-- What to do --
Every record should be restated exactly, with no images included.

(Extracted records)
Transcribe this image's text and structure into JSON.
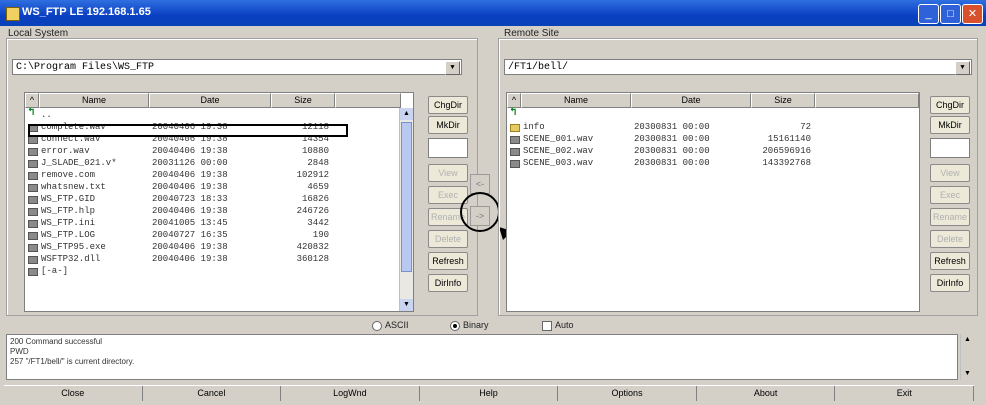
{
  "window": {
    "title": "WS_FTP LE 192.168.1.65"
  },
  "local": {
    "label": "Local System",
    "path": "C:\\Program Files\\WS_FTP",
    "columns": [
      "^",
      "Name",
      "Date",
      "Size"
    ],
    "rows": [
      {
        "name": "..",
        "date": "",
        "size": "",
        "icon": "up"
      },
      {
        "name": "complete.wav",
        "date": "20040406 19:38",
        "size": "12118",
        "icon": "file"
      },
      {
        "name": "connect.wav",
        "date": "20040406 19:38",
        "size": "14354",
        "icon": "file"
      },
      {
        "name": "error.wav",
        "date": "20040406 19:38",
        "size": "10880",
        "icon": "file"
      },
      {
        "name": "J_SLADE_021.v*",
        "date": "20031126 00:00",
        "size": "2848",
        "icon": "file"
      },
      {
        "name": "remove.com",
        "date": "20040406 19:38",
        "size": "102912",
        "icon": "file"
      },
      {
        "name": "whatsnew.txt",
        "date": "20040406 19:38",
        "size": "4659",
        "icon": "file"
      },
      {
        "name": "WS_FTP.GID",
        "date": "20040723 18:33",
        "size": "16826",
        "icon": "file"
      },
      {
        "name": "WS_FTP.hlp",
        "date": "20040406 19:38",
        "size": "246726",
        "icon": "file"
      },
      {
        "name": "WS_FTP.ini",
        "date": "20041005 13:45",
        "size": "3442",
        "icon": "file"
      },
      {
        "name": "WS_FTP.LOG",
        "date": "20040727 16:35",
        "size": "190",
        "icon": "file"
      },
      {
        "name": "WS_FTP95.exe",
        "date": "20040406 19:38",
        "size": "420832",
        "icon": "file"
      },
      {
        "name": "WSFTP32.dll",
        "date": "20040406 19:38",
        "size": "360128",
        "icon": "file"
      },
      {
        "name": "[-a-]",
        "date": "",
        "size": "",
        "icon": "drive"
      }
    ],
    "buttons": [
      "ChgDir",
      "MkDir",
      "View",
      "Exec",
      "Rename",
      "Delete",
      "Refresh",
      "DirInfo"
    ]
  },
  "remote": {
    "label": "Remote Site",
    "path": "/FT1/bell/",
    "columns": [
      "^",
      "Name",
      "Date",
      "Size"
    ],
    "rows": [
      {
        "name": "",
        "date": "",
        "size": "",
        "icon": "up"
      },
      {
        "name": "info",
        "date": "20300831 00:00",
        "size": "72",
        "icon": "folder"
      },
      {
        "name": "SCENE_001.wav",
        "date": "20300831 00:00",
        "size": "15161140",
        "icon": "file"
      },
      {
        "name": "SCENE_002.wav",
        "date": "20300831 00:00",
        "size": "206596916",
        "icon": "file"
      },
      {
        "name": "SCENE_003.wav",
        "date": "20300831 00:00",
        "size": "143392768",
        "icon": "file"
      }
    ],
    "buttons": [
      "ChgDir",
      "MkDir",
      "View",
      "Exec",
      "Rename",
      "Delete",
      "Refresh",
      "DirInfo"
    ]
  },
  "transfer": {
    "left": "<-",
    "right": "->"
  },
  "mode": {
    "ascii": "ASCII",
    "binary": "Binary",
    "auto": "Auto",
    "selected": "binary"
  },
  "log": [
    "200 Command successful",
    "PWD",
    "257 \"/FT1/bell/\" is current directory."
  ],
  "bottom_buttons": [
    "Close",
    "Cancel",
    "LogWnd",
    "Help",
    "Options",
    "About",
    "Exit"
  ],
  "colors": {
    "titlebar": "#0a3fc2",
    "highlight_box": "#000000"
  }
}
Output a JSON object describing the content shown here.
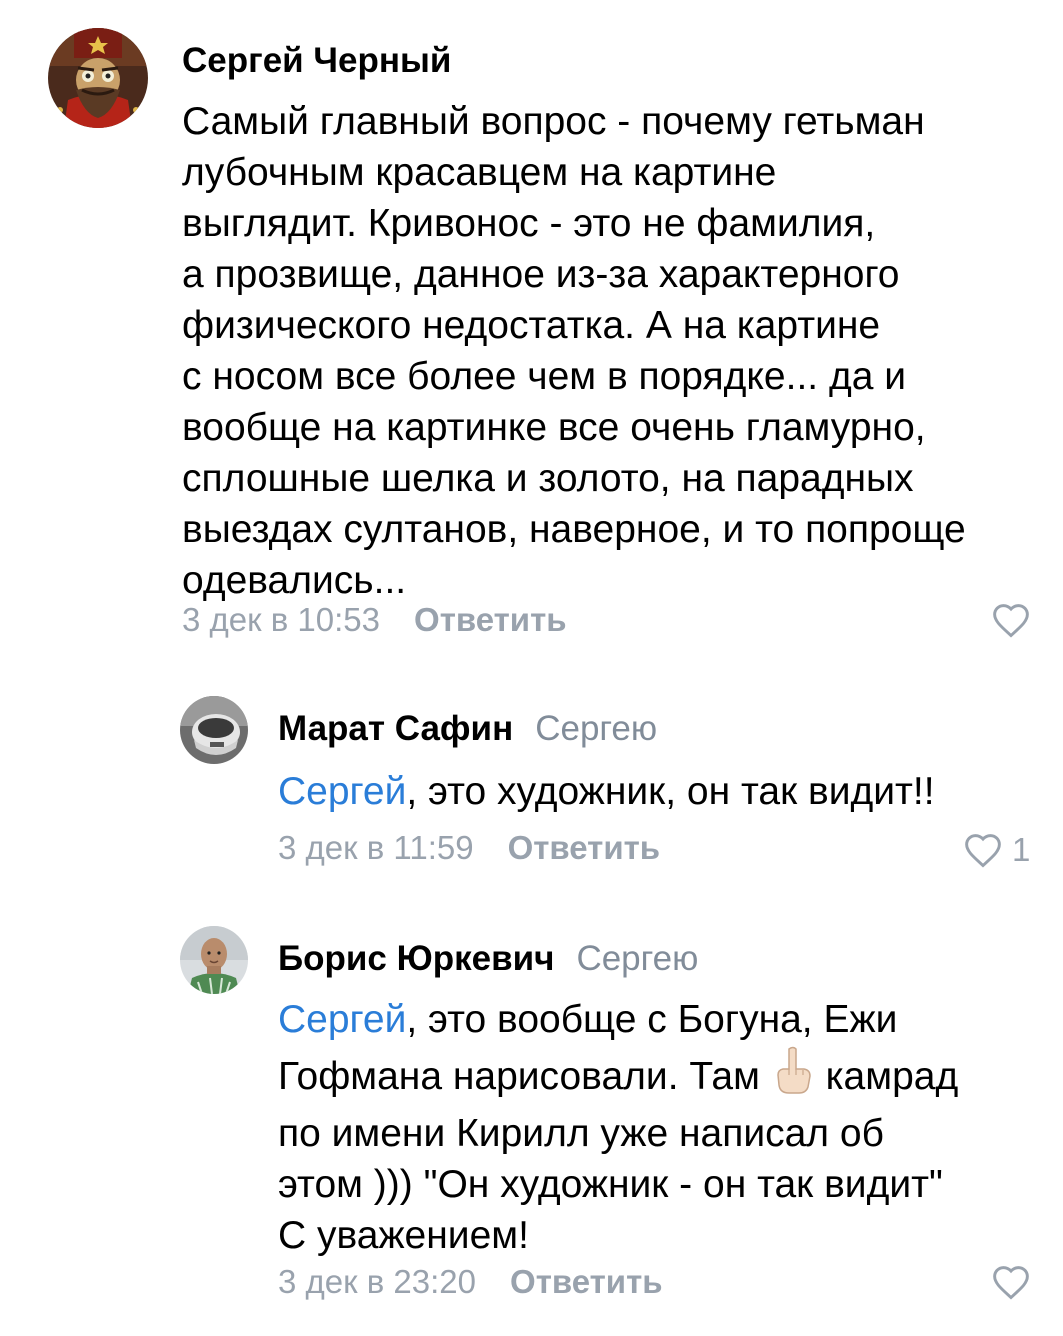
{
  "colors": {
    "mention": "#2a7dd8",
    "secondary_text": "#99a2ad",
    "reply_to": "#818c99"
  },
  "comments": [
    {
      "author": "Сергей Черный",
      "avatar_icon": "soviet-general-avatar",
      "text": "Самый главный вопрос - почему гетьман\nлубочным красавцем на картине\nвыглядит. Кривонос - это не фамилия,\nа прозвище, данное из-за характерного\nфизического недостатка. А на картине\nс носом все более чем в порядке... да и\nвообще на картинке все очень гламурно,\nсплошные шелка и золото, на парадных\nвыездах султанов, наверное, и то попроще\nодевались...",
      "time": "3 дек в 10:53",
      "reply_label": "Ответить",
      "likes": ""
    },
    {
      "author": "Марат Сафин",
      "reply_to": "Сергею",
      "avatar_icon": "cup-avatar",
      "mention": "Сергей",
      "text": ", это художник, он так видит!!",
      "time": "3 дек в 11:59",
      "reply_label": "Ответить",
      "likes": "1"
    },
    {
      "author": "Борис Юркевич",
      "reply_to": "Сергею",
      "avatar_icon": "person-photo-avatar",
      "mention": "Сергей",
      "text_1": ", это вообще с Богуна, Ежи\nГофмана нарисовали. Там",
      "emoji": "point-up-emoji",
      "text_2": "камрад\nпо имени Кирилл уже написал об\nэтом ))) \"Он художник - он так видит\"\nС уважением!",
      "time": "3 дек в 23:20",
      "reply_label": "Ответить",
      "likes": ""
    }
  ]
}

-- Completed task --
Transcribe this image's text and structure into JSON.
{
  "window": {
    "title": "WS_FTP LE 192.168.1.65"
  },
  "local": {
    "label": "Local System",
    "path": "C:\\Program Files\\WS_FTP",
    "columns": [
      "^",
      "Name",
      "Date",
      "Size"
    ],
    "rows": [
      {
        "name": "..",
        "date": "",
        "size": "",
        "icon": "up"
      },
      {
        "name": "complete.wav",
        "date": "20040406 19:38",
        "size": "12118",
        "icon": "file"
      },
      {
        "name": "connect.wav",
        "date": "20040406 19:38",
        "size": "14354",
        "icon": "file"
      },
      {
        "name": "error.wav",
        "date": "20040406 19:38",
        "size": "10880",
        "icon": "file"
      },
      {
        "name": "J_SLADE_021.v*",
        "date": "20031126 00:00",
        "size": "2848",
        "icon": "file"
      },
      {
        "name": "remove.com",
        "date": "20040406 19:38",
        "size": "102912",
        "icon": "file"
      },
      {
        "name": "whatsnew.txt",
        "date": "20040406 19:38",
        "size": "4659",
        "icon": "file"
      },
      {
        "name": "WS_FTP.GID",
        "date": "20040723 18:33",
        "size": "16826",
        "icon": "file"
      },
      {
        "name": "WS_FTP.hlp",
        "date": "20040406 19:38",
        "size": "246726",
        "icon": "file"
      },
      {
        "name": "WS_FTP.ini",
        "date": "20041005 13:45",
        "size": "3442",
        "icon": "file"
      },
      {
        "name": "WS_FTP.LOG",
        "date": "20040727 16:35",
        "size": "190",
        "icon": "file"
      },
      {
        "name": "WS_FTP95.exe",
        "date": "20040406 19:38",
        "size": "420832",
        "icon": "file"
      },
      {
        "name": "WSFTP32.dll",
        "date": "20040406 19:38",
        "size": "360128",
        "icon": "file"
      },
      {
        "name": "[-a-]",
        "date": "",
        "size": "",
        "icon": "drive"
      }
    ],
    "buttons": [
      "ChgDir",
      "MkDir",
      "View",
      "Exec",
      "Rename",
      "Delete",
      "Refresh",
      "DirInfo"
    ]
  },
  "remote": {
    "label": "Remote Site",
    "path": "/FT1/bell/",
    "columns": [
      "^",
      "Name",
      "Date",
      "Size"
    ],
    "rows": [
      {
        "name": "",
        "date": "",
        "size": "",
        "icon": "up"
      },
      {
        "name": "info",
        "date": "20300831 00:00",
        "size": "72",
        "icon": "folder"
      },
      {
        "name": "SCENE_001.wav",
        "date": "20300831 00:00",
        "size": "15161140",
        "icon": "file"
      },
      {
        "name": "SCENE_002.wav",
        "date": "20300831 00:00",
        "size": "206596916",
        "icon": "file"
      },
      {
        "name": "SCENE_003.wav",
        "date": "20300831 00:00",
        "size": "143392768",
        "icon": "file"
      }
    ],
    "buttons": [
      "ChgDir",
      "MkDir",
      "View",
      "Exec",
      "Rename",
      "Delete",
      "Refresh",
      "DirInfo"
    ]
  },
  "transfer": {
    "left": "<-",
    "right": "->"
  },
  "mode": {
    "ascii": "ASCII",
    "binary": "Binary",
    "auto": "Auto",
    "selected": "binary"
  },
  "log": [
    "200 Command successful",
    "PWD",
    "257 \"/FT1/bell/\" is current directory."
  ],
  "bottom_buttons": [
    "Close",
    "Cancel",
    "LogWnd",
    "Help",
    "Options",
    "About",
    "Exit"
  ],
  "colors": {
    "titlebar": "#0a3fc2",
    "highlight_box": "#000000"
  }
}
Output a JSON object describing the content shown here.
{
  "colors": {
    "mention": "#2a7dd8",
    "secondary_text": "#99a2ad",
    "reply_to": "#818c99"
  },
  "comments": [
    {
      "author": "Сергей Черный",
      "avatar_icon": "soviet-general-avatar",
      "text": "Самый главный вопрос - почему гетьман\nлубочным красавцем на картине\nвыглядит. Кривонос - это не фамилия,\nа прозвище, данное из-за характерного\nфизического недостатка. А на картине\nс носом все более чем в порядке... да и\nвообще на картинке все очень гламурно,\nсплошные шелка и золото, на парадных\nвыездах султанов, наверное, и то попроще\nодевались...",
      "time": "3 дек в 10:53",
      "reply_label": "Ответить",
      "likes": ""
    },
    {
      "author": "Марат Сафин",
      "reply_to": "Сергею",
      "avatar_icon": "cup-avatar",
      "mention": "Сергей",
      "text": ", это художник, он так видит!!",
      "time": "3 дек в 11:59",
      "reply_label": "Ответить",
      "likes": "1"
    },
    {
      "author": "Борис Юркевич",
      "reply_to": "Сергею",
      "avatar_icon": "person-photo-avatar",
      "mention": "Сергей",
      "text_1": ", это вообще с Богуна, Ежи\nГофмана нарисовали. Там",
      "emoji": "point-up-emoji",
      "text_2": "камрад\nпо имени Кирилл уже написал об\nэтом ))) \"Он художник - он так видит\"\nС уважением!",
      "time": "3 дек в 23:20",
      "reply_label": "Ответить",
      "likes": ""
    }
  ]
}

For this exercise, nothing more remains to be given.